Georgia Governor Brian Kemp signed 10 health-related bills on Thursday, April 25th.
This Milestone Moment explores the history of GPHA from 1929-1939, including the first meetings of the public health nursing section.
The Walden University School of Health Sciences is offering several free webinars, and many of them qualify for continuing education credits. Get the details.
We’re less than 2 weeks away from our GPHA Annual Meeting and Conference! Our Spring 2019 newsletter is full of conference details, from schedules and speaker lists, to info about wellness breaks and the silent auction. Check out the newsletter, and then join us in Atlanta May 7-9 as we celebrate 90 years of GPHA!
Former Commissioner Pat O’Neal, MD was honored recently for his many years of service to the Department of Public Health. Chairwoman Cindy Mercer, MD presented him with a framed proclamation on behalf of the Georgia Board of Health during its April meeting.
Last week, the US Senate passed Senate Resolution 165, which affirms the efficacy of vaccination in the midst of measles outbreaks in 15 states. The resolution says, in part, that the Senate “affirms that vaccines and immunizations save lives and are essential to maintain the public health and the economic and national security of the United States.”
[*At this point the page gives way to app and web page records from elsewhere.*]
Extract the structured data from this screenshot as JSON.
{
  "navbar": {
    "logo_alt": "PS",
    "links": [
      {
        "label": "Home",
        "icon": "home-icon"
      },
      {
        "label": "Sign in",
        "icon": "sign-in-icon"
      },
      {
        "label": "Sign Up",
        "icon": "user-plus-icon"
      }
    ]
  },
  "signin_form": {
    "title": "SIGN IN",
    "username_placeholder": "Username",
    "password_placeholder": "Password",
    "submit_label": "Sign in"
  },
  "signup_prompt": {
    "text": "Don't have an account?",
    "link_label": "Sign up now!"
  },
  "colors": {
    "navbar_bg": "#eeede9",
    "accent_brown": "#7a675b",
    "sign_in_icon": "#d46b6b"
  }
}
GPHA will host a silent auction during the conference, and you’ll have the opportunity to bid on great gifts, getaways and packages. A portion of your proceeds will benefit the Jim Alley Memorial Fund.
Attendees of the 2019 Conference of the Georgia Public Health Association can earn up to 15 hours of continuing education (CE) credit, approved by the American Public Health Association (APHA).
The Maternal and Child Health section of GPHA is offering a webinar on April 25 at 10 a.m. which will provide an overview of Georgia’s Cross-Agency Child Data System. You are invited to learn more about these new data tools and resources to help inform what access looks like for Georgia’s youngest learners!
The American Public Health Association is working with the American Lung Association to gather signatures on a health professionals’ letter regarding changes to the Mercury and Air Toxics Standards. The U.S. Environmental Protection Agency is considering weakening these standards, and APHA believes they need to hear from health experts that undermining these protections is unacceptable and would cause irreversible harm to patients and communities. The deadline to sign the letter is April 15, 2019.